Second, OFAC has dropped from the ITSR Section 560.511 of the ITR because it is “no longer consistent with U.S. policy.” This provision previously authorized exports of items by U.S. persons knowing that the exports were for “transformation or incorporation into a foreign-made end product in a country other than the United States or Iran, intended specifically or predominantly for Iran or the Government of Iran” under certain circumstances. This provision was unique in the ITR in that it allowed export transactions to proceed even when there was knowledge by the U.S. exporter of a subsequent re-export to Iran (in fact, to use this provision, the exporter was required to “ascertain” certain facts about the transaction with Iran). By contrast, there is nothing in the new ITSR to indicate OFAC has changed its position on the so-called “general inventory” grounded in Section 560.204 for certain exports made to third countries, even as applied to non-U.S. entities controlled or owned by U.S persons.

Lastly, Appendix A to Part 560, which listed government of Iran-controlled financial institutions and other entities, has been abolished because all of those entities are now on the SDN List.

Conclusion: Critical Issues Unresolved

While the new ITSR add some clarity to key aspects of the current Iran sanctions regime and offer a number of general licenses that will facilitate humanitarian trade with Iran, there are many questions and unresolved issues that remain.

Chief among them is that payment for exports authorized under TSRA and the ITSR provisions implementing TSRA will continue to be problematic as the global banking system remains skittish about involvement with Iran trade, even if authorized by OFAC.

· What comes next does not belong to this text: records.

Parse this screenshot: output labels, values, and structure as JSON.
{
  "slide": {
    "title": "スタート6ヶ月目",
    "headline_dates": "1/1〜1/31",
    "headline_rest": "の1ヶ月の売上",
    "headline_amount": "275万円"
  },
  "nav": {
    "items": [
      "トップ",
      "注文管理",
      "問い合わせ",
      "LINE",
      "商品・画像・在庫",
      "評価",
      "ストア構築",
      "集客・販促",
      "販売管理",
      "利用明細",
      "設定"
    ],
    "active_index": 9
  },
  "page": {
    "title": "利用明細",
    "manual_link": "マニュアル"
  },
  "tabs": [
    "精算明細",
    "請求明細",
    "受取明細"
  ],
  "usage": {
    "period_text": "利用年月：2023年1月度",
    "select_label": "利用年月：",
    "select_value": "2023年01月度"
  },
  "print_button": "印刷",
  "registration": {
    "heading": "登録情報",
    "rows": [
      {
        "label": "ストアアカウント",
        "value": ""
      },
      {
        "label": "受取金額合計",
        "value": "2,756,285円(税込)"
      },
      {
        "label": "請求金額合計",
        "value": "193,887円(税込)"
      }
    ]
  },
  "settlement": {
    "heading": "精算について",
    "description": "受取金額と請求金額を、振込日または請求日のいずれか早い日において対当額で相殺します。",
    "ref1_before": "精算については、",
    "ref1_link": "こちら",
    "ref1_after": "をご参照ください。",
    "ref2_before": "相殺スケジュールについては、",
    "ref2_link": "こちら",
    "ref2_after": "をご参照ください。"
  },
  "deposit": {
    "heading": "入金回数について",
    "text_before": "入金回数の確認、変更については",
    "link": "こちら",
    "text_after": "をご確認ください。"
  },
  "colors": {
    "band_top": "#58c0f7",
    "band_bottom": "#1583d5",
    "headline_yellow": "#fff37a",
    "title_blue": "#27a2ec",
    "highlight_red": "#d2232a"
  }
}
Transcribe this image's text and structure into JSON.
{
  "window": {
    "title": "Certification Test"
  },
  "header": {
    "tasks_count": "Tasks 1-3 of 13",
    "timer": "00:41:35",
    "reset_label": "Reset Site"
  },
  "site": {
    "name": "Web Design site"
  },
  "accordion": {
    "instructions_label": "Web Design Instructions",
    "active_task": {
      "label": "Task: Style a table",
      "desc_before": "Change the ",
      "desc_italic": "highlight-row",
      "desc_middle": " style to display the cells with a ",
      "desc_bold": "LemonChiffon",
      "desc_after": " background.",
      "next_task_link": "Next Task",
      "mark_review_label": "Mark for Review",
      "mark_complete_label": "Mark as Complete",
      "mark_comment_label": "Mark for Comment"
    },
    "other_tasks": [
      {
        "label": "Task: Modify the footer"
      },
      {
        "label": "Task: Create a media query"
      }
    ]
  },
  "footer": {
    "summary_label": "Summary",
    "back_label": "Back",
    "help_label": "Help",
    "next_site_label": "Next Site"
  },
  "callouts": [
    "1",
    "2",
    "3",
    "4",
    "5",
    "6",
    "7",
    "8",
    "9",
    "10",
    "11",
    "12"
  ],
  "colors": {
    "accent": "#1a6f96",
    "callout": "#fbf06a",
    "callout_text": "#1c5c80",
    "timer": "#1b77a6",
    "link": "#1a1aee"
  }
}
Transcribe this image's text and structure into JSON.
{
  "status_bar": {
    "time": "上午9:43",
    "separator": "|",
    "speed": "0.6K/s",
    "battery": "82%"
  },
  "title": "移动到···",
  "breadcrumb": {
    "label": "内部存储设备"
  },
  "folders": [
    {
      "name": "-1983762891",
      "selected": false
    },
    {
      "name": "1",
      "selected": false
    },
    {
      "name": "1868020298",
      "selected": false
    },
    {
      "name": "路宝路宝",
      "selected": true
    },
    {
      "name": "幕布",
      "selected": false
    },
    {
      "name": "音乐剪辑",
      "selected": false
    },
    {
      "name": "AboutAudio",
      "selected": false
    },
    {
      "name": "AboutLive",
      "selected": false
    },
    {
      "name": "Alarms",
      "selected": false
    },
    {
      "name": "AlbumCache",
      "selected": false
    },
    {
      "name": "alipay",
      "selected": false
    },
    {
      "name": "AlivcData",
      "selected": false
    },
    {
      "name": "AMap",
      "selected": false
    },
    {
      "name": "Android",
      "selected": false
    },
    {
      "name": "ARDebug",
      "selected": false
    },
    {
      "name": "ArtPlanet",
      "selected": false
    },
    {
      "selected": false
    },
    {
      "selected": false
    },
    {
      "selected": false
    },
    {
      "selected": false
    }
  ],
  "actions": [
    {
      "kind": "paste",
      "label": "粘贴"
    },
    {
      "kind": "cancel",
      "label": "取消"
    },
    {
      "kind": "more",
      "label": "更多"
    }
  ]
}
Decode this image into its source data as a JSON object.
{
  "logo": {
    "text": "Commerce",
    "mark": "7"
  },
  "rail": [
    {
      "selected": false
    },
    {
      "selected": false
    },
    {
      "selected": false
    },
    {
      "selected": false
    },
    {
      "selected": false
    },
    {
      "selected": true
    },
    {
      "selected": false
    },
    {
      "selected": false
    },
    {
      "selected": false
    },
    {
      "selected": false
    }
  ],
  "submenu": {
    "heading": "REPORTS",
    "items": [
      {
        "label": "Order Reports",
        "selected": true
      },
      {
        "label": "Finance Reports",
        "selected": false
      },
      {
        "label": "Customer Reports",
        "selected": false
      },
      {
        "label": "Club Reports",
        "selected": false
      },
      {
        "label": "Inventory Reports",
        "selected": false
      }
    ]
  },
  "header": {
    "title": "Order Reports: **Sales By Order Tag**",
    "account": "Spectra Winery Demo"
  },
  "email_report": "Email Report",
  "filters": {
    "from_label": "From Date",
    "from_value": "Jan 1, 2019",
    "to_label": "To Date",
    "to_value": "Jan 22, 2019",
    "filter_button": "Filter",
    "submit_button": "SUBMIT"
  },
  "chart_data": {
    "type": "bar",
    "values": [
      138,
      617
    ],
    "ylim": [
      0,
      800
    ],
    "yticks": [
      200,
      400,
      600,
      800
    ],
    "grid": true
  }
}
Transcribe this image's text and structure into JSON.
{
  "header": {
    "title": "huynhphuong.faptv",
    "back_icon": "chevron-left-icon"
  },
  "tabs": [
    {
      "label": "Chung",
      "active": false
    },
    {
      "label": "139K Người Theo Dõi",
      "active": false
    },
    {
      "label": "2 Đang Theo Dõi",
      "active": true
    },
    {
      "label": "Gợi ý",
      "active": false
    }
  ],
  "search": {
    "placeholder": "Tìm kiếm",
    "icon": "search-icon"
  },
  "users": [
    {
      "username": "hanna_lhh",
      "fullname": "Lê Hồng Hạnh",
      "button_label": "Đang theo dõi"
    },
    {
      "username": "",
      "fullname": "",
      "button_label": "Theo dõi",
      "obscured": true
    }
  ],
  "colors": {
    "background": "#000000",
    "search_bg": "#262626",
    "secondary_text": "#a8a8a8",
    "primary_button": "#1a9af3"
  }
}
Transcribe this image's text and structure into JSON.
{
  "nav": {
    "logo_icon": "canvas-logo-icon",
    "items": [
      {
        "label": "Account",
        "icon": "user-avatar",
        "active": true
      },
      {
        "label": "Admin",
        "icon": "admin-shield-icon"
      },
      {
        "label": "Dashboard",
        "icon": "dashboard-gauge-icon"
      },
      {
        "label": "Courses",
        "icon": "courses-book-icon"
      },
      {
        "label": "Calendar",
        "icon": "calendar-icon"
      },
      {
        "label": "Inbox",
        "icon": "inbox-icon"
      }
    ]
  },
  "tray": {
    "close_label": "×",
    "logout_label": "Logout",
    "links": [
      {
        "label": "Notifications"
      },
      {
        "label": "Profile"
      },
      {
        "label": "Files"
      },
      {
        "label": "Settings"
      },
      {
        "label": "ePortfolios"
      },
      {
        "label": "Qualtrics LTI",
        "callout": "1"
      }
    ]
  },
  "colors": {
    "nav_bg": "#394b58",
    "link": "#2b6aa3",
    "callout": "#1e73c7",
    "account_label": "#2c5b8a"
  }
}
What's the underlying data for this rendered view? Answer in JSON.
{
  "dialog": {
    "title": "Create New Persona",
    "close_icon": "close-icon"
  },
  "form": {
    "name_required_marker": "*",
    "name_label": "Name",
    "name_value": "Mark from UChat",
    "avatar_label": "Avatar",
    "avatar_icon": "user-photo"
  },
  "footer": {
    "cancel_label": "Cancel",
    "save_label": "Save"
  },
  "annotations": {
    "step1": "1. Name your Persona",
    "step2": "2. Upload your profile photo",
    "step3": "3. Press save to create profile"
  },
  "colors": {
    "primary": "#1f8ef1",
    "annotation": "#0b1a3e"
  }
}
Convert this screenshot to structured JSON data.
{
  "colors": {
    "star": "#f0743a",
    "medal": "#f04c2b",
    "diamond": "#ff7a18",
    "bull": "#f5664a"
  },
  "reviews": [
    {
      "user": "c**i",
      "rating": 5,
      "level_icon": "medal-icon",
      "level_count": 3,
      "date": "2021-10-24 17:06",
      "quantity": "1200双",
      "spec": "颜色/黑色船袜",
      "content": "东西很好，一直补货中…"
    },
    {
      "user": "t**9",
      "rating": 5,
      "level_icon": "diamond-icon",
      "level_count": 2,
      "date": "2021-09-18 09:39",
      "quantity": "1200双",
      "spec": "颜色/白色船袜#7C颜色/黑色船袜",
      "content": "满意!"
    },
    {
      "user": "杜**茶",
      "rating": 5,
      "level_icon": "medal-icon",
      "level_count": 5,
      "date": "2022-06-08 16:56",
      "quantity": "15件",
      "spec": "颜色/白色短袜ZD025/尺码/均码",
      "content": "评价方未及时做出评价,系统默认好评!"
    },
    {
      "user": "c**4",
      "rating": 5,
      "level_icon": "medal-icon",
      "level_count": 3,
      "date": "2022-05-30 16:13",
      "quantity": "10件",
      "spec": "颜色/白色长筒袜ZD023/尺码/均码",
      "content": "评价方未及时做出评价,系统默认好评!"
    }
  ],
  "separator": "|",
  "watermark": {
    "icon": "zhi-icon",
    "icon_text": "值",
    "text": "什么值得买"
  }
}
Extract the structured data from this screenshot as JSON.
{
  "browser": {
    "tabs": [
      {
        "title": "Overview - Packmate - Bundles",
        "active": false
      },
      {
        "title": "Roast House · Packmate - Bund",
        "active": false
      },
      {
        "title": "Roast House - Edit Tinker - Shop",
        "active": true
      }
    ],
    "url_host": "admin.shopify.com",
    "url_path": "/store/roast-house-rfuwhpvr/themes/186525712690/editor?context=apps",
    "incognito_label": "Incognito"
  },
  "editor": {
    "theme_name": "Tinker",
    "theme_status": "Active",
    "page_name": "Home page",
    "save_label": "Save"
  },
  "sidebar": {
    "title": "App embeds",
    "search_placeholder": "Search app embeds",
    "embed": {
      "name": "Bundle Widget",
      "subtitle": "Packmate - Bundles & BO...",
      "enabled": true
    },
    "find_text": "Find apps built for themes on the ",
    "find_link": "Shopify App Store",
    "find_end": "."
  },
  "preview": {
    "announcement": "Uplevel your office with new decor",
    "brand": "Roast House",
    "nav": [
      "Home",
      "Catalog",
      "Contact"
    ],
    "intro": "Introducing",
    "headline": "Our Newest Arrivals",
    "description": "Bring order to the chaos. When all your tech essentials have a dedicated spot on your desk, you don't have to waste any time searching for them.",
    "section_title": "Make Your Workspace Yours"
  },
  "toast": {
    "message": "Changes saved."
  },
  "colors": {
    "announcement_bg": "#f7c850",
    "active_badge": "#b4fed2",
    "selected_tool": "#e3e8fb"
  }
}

In addition, the narrowness of the initial list of “basic medical supplies” will force a number of U.S. companies to continue seeking specific licenses for items that are clearly EAR99, and non-U.S. entities controlled by U.S. persons to seek specific licenses and a temporary cessation of supply while awaiting approval of their specific licenses.

Third, the expanded definition of “entity” adopted by OFAC in the ITSR is potentially a signal that OFAC intends to apply the prohibitions of the ITSR broadly to non-U.S. entities now subject to OFAC requirements under Section 218 of the ITRSHRA and Section 4 of Executive Order 13628. We note that Section 13 of Executive Order 13628 uses the same definition as the new ITSR definition.

An updated Alert will follow if and when OFAC issues further regulations or guidance that clarify any of these unresolved issues.